My honourable friend in another place, Danny Alexander, was right to point out two other aspects of the Bill that post-legislative scrutiny would highlight: the extent of means-testing and the timing of the restoration of the link with earnings. For these reasons, and the reasons outlined by the Minister, we welcome this amendment and thank everyone who made this compromise happen.

My Lords, I am glad that my noble friend believes—how can I best put it?—that half a loaf is better than no bread. Ably assisted by my noble friend Lord Norton of Louth, he has achieved the first step in his ambition, expressed in his maiden speech to your Lordships—I recall that that was in 2001, so it was a few years back—to introduce post-legislative scrutiny. The Minister for Pensions Reform may not understand exactly what it means, as he showed in another place yesterday, but in the very unlikely event that he lasts long enough in his job—I note that being Minister for Pensions in this Government is not exactly secure—he most assuredly will.

Talking about Ministers’ misapprehensions, I must also gently chide the Minister for believing that there was a division of opinion between my colleague Mr Waterson and myself on this amendment.
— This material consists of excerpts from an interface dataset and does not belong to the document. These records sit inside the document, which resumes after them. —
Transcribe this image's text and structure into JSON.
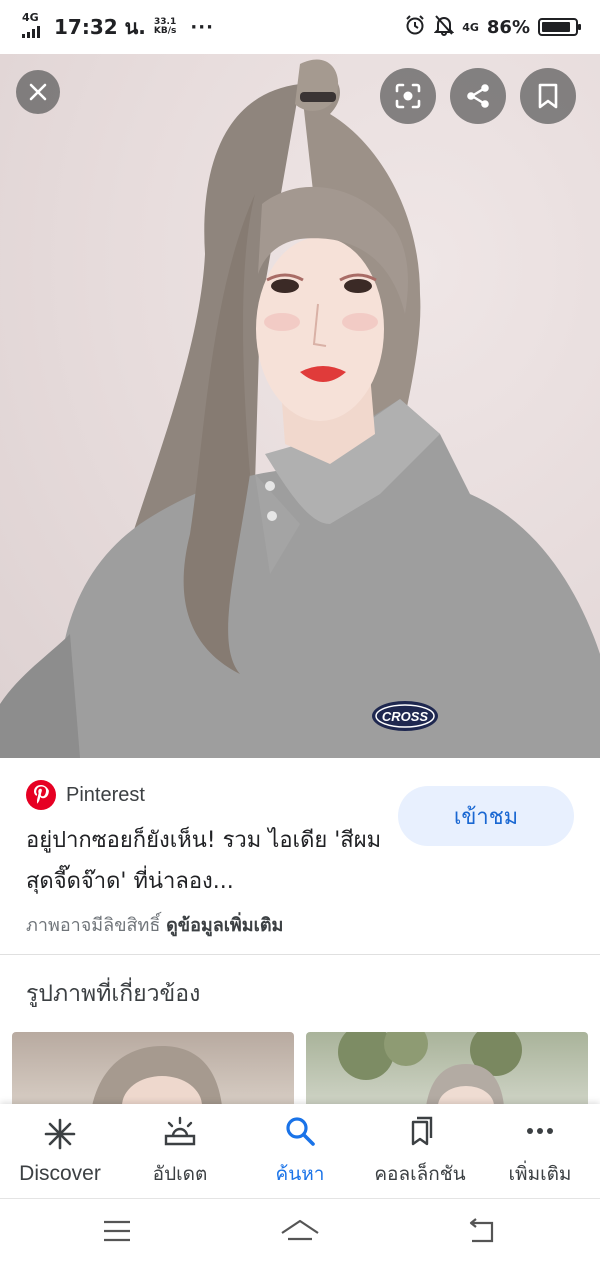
{
  "status_bar": {
    "network_left": "4G",
    "time": "17:32 น.",
    "speed_value": "33.1",
    "speed_unit": "KB/s",
    "more": "···",
    "network_right": "4G",
    "battery": "86%",
    "battery_level": 0.86
  },
  "viewer": {
    "close_icon": "close-icon",
    "lens_icon": "lens-icon",
    "share_icon": "share-icon",
    "save_icon": "bookmark-icon",
    "patch_text": "CROSS"
  },
  "info": {
    "source": "Pinterest",
    "visit_label": "เข้าชม",
    "title": "อยู่ปากซอยก็ยังเห็น! รวม ไอเดีย 'สีผมสุดจี๊ดจ๊าด' ที่น่าลอง...",
    "copyright": "ภาพอาจมีลิขสิทธิ์",
    "more_info": "ดูข้อมูลเพิ่มเติม"
  },
  "related": {
    "heading": "รูปภาพที่เกี่ยวข้อง"
  },
  "bottom_nav": {
    "items": [
      {
        "label": "Discover",
        "icon": "asterisk-icon"
      },
      {
        "label": "อัปเดต",
        "icon": "updates-icon"
      },
      {
        "label": "ค้นหา",
        "icon": "search-icon"
      },
      {
        "label": "คอลเล็กชัน",
        "icon": "collections-icon"
      },
      {
        "label": "เพิ่มเติม",
        "icon": "more-dots-icon"
      }
    ],
    "active_index": 2
  },
  "colors": {
    "accent": "#1a73e8",
    "visit_button_bg": "#e8f0fe",
    "pinterest_red": "#e60023"
  }
}
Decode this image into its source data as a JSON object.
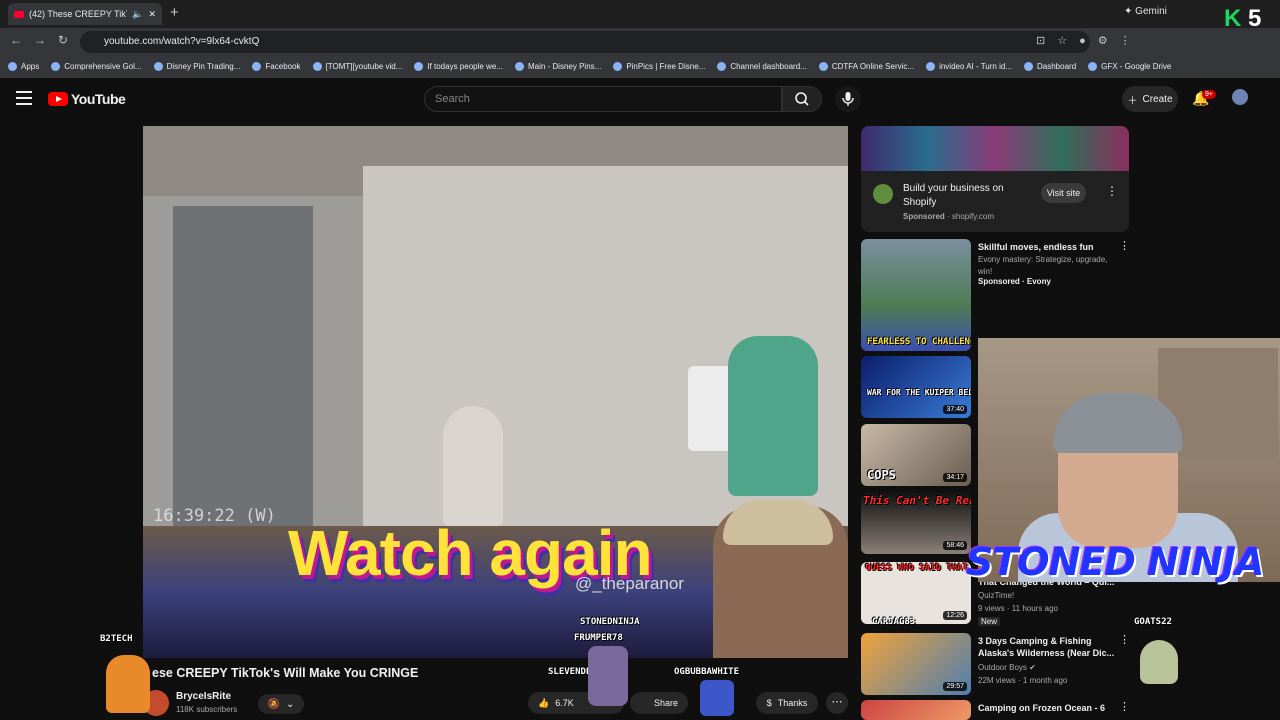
{
  "browser": {
    "tab_title": "(42) These CREEPY TikTok's",
    "url": "youtube.com/watch?v=9lx64-cvktQ",
    "gemini_label": "Gemini",
    "bookmarks": [
      "Apps",
      "Comprehensive Gol...",
      "Disney Pin Trading...",
      "Facebook",
      "[TOMT][youtube vid...",
      "If todays people we...",
      "Main - Disney Pins...",
      "PinPics | Free Disne...",
      "Channel dashboard...",
      "CDTFA Online Servic...",
      "invideo AI - Turn id...",
      "Dashboard",
      "GFX - Google Drive"
    ]
  },
  "youtube": {
    "logo_text": "YouTube",
    "search_placeholder": "Search",
    "create_label": "Create",
    "notification_count": "9+"
  },
  "video": {
    "timestamp": "16:39:22  (W)",
    "overlay_text": "Watch again",
    "watermark": "@_theparanor",
    "title": "ese CREEPY TikTok's Will Make You CRINGE",
    "channel": "BryceIsRite",
    "subscribers": "118K subscribers",
    "likes": "6.7K",
    "share_label": "Share",
    "thanks_label": "Thanks"
  },
  "sidebar": {
    "ad": {
      "title": "Build your business on Shopify",
      "sponsor": "Sponsored",
      "domain": "shopify.com",
      "button": "Visit site"
    },
    "recs": [
      {
        "title": "Skillful moves, endless fun",
        "line2": "Evony mastery: Strategize, upgrade, win!",
        "line3": "Sponsored · Evony",
        "thumb_text": "FEARLESS TO CHALLENGE",
        "duration": ""
      },
      {
        "title": "",
        "line2": "",
        "line3": "",
        "thumb_text": "WAR FOR THE KUIPER BELT",
        "duration": "37:40"
      },
      {
        "title": "",
        "line2": "",
        "line3": "",
        "thumb_text": "COPS",
        "duration": "34:17"
      },
      {
        "title": "",
        "line2": "",
        "line3": "",
        "thumb_text": "This Can't Be Real",
        "duration": "58:46"
      },
      {
        "title": "That Changed the World – Qui...",
        "line2": "QuizTime!",
        "line3": "9 views · 11 hours ago",
        "badge": "New",
        "thumb_text": "GUESS WHO SAID THAT",
        "duration": "12:26"
      },
      {
        "title": "3 Days Camping & Fishing Alaska's Wilderness (Near Dic...",
        "line2": "Outdoor Boys",
        "line3": "22M views · 1 month ago",
        "thumb_text": "",
        "duration": "29:57"
      },
      {
        "title": "Camping on Frozen Ocean - 6",
        "line2": "",
        "line3": "",
        "thumb_text": "",
        "duration": ""
      }
    ]
  },
  "overlay": {
    "streamer_name": "STONED NINJA",
    "viewer_tags": [
      "B2TECH",
      "STONEDNINJA",
      "FRUMPER78",
      "SLEVENDEGREE",
      "OGBUBBAWHITE",
      "CARJAG83",
      "GOATS22"
    ],
    "k_badge": "K",
    "k_number": "5"
  },
  "colors": {
    "youtube_red": "#ff0000",
    "overlay_yellow": "#ffe33b",
    "ninja_blue": "#2036ff"
  }
}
Let me assure him that we are as one on all issues to do with pensions, including the Government’s disgraceful rejection of the lifeboat scheme and the retirement income fund, which was so well championed by my noble friend Lord Hunt of Wirral. I am grateful for their support on the Bill, as I am to the Minister when he really tries to represent the feelings of your Lordships’ House to his colleagues in another place.

My Lords, I thank all noble Lords who have spoken in support of the amendment. As my honourable friend Mike O’Brien—I believe he will be Minister for Pensions Reform for a very long time to come—said in the other place, ending on a compromise is reflective of how this legislation generally has proceeded. It is a profound Bill. We have had some significant disagreements around the edge of it. The core provisions have been supported across the House, both here and in another place, and I think that that bodes extremely well for the future of our pension provision in this country.

I shall not return to the lifeboat fund at this stage, but will just say that I am delighted that the noble Lord, Lord Fowler, has been reunited with his Front Bench; long may that remain the position.

On Question, Motion agreed to.